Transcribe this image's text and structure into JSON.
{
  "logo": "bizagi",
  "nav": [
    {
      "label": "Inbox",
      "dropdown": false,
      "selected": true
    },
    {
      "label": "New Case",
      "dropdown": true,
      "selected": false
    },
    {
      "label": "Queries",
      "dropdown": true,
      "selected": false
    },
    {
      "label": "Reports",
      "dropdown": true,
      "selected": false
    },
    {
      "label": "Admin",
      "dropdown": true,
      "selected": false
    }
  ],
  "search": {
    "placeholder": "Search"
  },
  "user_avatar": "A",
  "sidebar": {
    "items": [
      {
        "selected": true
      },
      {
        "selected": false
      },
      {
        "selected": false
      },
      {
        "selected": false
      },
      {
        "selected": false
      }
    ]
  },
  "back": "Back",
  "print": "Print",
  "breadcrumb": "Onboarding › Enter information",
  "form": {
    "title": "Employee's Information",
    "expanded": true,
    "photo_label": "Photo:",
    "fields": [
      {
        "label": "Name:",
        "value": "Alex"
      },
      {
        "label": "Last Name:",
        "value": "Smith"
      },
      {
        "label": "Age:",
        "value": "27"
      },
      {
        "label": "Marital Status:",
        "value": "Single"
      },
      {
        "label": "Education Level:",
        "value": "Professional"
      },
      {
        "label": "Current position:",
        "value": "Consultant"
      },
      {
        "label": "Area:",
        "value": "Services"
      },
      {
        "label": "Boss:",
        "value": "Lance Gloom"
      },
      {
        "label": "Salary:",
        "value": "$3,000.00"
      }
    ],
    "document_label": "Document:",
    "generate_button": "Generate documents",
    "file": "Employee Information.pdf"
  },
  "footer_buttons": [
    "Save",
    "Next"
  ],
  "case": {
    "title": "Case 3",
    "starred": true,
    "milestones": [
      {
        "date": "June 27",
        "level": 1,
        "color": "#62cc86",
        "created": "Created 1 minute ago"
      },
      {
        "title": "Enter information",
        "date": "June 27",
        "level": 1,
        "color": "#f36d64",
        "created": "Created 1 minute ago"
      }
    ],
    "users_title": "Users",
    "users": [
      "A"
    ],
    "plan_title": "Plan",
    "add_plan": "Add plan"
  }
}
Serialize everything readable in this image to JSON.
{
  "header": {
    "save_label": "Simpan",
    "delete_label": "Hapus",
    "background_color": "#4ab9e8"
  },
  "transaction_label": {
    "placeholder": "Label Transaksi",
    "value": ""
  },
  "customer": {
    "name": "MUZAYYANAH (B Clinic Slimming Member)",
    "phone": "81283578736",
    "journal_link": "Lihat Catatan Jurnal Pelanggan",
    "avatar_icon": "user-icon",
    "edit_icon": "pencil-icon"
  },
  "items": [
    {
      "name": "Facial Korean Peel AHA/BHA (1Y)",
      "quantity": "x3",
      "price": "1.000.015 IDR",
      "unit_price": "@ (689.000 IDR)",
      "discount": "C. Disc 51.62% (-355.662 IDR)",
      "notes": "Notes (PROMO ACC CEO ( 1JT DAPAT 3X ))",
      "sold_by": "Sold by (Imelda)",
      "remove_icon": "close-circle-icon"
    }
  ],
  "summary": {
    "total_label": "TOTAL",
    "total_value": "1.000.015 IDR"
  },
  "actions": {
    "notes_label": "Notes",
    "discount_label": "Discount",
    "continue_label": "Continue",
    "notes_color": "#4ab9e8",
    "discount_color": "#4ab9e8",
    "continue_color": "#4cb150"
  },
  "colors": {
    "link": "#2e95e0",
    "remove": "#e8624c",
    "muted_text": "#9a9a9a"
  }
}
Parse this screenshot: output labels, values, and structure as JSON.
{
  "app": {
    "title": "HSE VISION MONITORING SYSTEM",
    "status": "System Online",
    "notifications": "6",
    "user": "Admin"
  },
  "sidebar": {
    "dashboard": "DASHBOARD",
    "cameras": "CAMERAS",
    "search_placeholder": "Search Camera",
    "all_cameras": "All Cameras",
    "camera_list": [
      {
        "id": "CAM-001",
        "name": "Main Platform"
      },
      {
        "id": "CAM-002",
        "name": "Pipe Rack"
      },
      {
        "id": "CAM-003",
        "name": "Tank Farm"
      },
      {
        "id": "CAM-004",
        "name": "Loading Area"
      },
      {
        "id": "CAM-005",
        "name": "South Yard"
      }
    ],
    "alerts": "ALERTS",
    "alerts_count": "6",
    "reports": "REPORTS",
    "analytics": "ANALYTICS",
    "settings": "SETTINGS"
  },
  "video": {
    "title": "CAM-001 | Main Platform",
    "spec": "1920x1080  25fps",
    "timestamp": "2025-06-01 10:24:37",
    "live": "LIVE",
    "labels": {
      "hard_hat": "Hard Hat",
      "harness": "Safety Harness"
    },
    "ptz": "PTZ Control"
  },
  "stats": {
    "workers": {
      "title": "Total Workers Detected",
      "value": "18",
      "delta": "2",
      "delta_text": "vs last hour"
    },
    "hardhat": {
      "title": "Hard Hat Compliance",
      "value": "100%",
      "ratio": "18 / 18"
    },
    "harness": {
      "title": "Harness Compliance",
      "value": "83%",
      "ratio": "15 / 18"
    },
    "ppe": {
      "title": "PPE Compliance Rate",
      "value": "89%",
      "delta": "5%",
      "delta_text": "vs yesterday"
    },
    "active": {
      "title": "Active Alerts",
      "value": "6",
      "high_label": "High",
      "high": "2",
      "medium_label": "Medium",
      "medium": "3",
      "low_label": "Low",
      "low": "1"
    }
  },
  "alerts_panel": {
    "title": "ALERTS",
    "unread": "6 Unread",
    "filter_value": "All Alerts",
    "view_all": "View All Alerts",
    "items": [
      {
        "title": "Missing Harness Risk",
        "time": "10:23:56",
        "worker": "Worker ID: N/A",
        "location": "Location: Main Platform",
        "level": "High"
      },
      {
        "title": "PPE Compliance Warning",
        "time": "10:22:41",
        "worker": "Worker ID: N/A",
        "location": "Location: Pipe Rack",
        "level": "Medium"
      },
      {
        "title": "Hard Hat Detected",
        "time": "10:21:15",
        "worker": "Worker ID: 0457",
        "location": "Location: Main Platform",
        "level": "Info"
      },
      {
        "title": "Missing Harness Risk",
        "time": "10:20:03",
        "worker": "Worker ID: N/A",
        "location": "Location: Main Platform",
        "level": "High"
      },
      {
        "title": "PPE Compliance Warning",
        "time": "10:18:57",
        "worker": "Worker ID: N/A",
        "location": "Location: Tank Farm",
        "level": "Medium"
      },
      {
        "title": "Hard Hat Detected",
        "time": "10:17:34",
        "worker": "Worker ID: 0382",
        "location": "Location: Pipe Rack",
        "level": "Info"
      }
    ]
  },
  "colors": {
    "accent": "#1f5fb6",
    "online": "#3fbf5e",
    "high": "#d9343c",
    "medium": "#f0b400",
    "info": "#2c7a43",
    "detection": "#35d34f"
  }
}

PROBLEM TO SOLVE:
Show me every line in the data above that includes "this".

THE COMPLETED TASK:
Transcribe this image's text and structure into JSON.
Serialize everything readable in this image to JSON.
Parse this screenshot: output labels, values, and structure as JSON.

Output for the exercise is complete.